▸ ABOUT THIS EXERCISE:
Records follow. Pull out every line that contains "SIDE".

▸ RECORDS SHOWN:
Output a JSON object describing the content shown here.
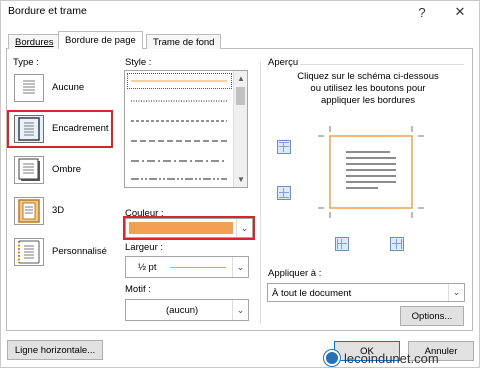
{
  "window": {
    "title": "Bordure et trame",
    "help_glyph": "?",
    "close_glyph": "✕"
  },
  "tabs": [
    {
      "label": "Bordures",
      "active": false
    },
    {
      "label": "Bordure de page",
      "active": true
    },
    {
      "label": "Trame de fond",
      "active": false
    }
  ],
  "type": {
    "label": "Type :",
    "options": [
      {
        "label": "Aucune",
        "selected": false
      },
      {
        "label": "Encadrement",
        "selected": true
      },
      {
        "label": "Ombre",
        "selected": false
      },
      {
        "label": "3D",
        "selected": false
      },
      {
        "label": "Personnalisé",
        "selected": false
      }
    ]
  },
  "style": {
    "label": "Style :",
    "selected_index": 0
  },
  "couleur": {
    "label": "Couleur :",
    "value_color": "#f0a050"
  },
  "largeur": {
    "label": "Largeur :",
    "value": "½ pt"
  },
  "motif": {
    "label": "Motif :",
    "value": "(aucun)"
  },
  "apercu": {
    "label": "Aperçu",
    "instructions": "Cliquez sur le schéma ci-dessous\nou utilisez les boutons pour\nappliquer les bordures"
  },
  "appliquer": {
    "label": "Appliquer à :",
    "value": "À tout le document"
  },
  "buttons": {
    "options": "Options...",
    "ligne_horizontale": "Ligne horizontale...",
    "ok": "OK",
    "annuler": "Annuler"
  },
  "watermark": {
    "text": "lecoindunet.com"
  },
  "colors": {
    "highlight_red": "#d9242a",
    "orange_line": "#f0a050",
    "accent_blue": "#0078d7"
  }
}
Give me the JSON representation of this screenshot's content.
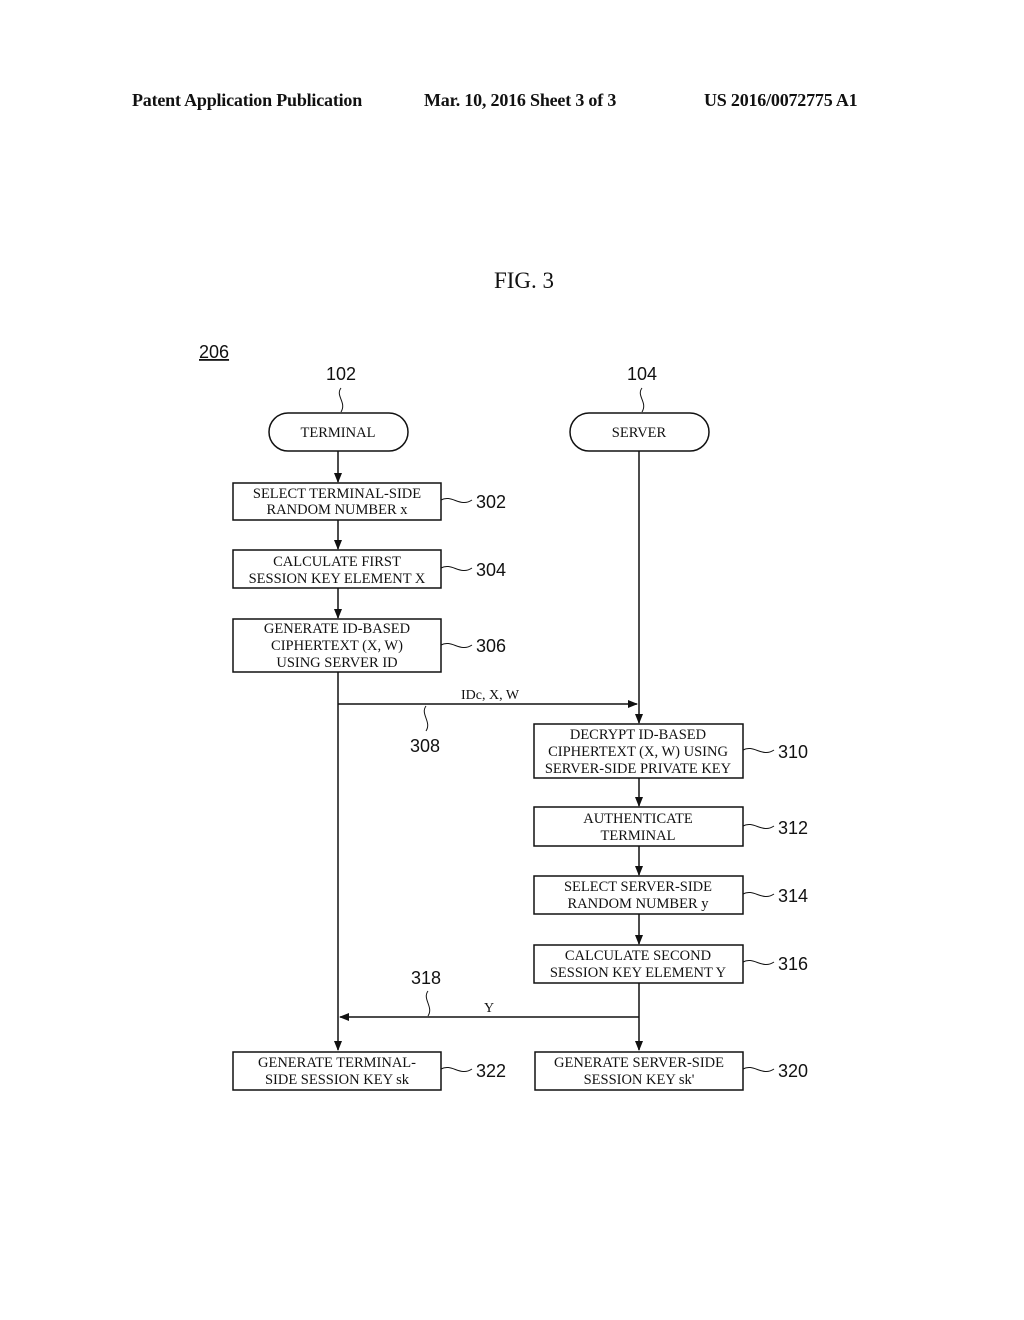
{
  "header": {
    "publication": "Patent Application Publication",
    "date_sheet": "Mar. 10, 2016  Sheet 3 of 3",
    "pub_number": "US 2016/0072775 A1"
  },
  "figure": {
    "title": "FIG. 3",
    "ref": "206"
  },
  "entities": {
    "terminal": {
      "label": "TERMINAL",
      "ref": "102"
    },
    "server": {
      "label": "SERVER",
      "ref": "104"
    }
  },
  "steps": {
    "s302": {
      "ref": "302",
      "lines": [
        "SELECT TERMINAL-SIDE",
        "RANDOM NUMBER x"
      ]
    },
    "s304": {
      "ref": "304",
      "lines": [
        "CALCULATE FIRST",
        "SESSION KEY ELEMENT X"
      ]
    },
    "s306": {
      "ref": "306",
      "lines": [
        "GENERATE ID-BASED",
        "CIPHERTEXT (X, W)",
        "USING SERVER ID"
      ]
    },
    "s310": {
      "ref": "310",
      "lines": [
        "DECRYPT ID-BASED",
        "CIPHERTEXT (X, W) USING",
        "SERVER-SIDE PRIVATE KEY"
      ]
    },
    "s312": {
      "ref": "312",
      "lines": [
        "AUTHENTICATE",
        "TERMINAL"
      ]
    },
    "s314": {
      "ref": "314",
      "lines": [
        "SELECT SERVER-SIDE",
        "RANDOM NUMBER y"
      ]
    },
    "s316": {
      "ref": "316",
      "lines": [
        "CALCULATE SECOND",
        "SESSION KEY ELEMENT Y"
      ]
    },
    "s320": {
      "ref": "320",
      "lines": [
        "GENERATE SERVER-SIDE",
        "SESSION KEY sk'"
      ]
    },
    "s322": {
      "ref": "322",
      "lines": [
        "GENERATE TERMINAL-",
        "SIDE SESSION KEY sk"
      ]
    }
  },
  "messages": {
    "m308": {
      "ref": "308",
      "label": "IDc, X, W"
    },
    "m318": {
      "ref": "318",
      "label": "Y"
    }
  }
}
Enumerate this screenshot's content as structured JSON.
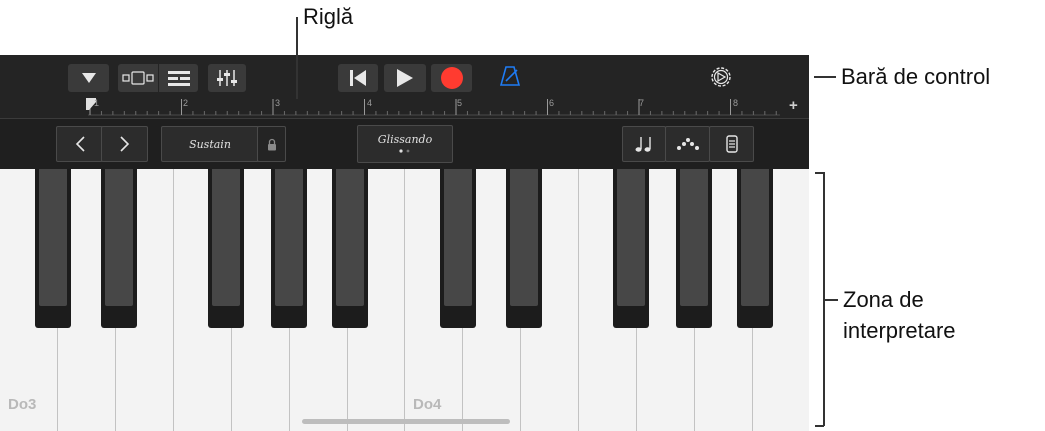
{
  "annotations": {
    "ruler": "Riglă",
    "control_bar": "Bară de control",
    "play_zone_line1": "Zona de",
    "play_zone_line2": "interpretare"
  },
  "ruler": {
    "ticks": [
      "1",
      "2",
      "3",
      "4",
      "5",
      "6",
      "7",
      "8"
    ],
    "add_label": "+"
  },
  "secondary_bar": {
    "sustain_label": "Sustain",
    "glissando_label": "Glissando"
  },
  "keyboard": {
    "labels": [
      "Do3",
      "Do4"
    ]
  },
  "colors": {
    "record": "#ff3b30",
    "metronome": "#1e7cf5"
  }
}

▸ THE ANSWER:
        "SELECT TERMINAL-SIDE",
        "SERVER-SIDE PRIVATE KEY"
        "SELECT SERVER-SIDE",
        "GENERATE SERVER-SIDE",
        "SIDE SESSION KEY sk"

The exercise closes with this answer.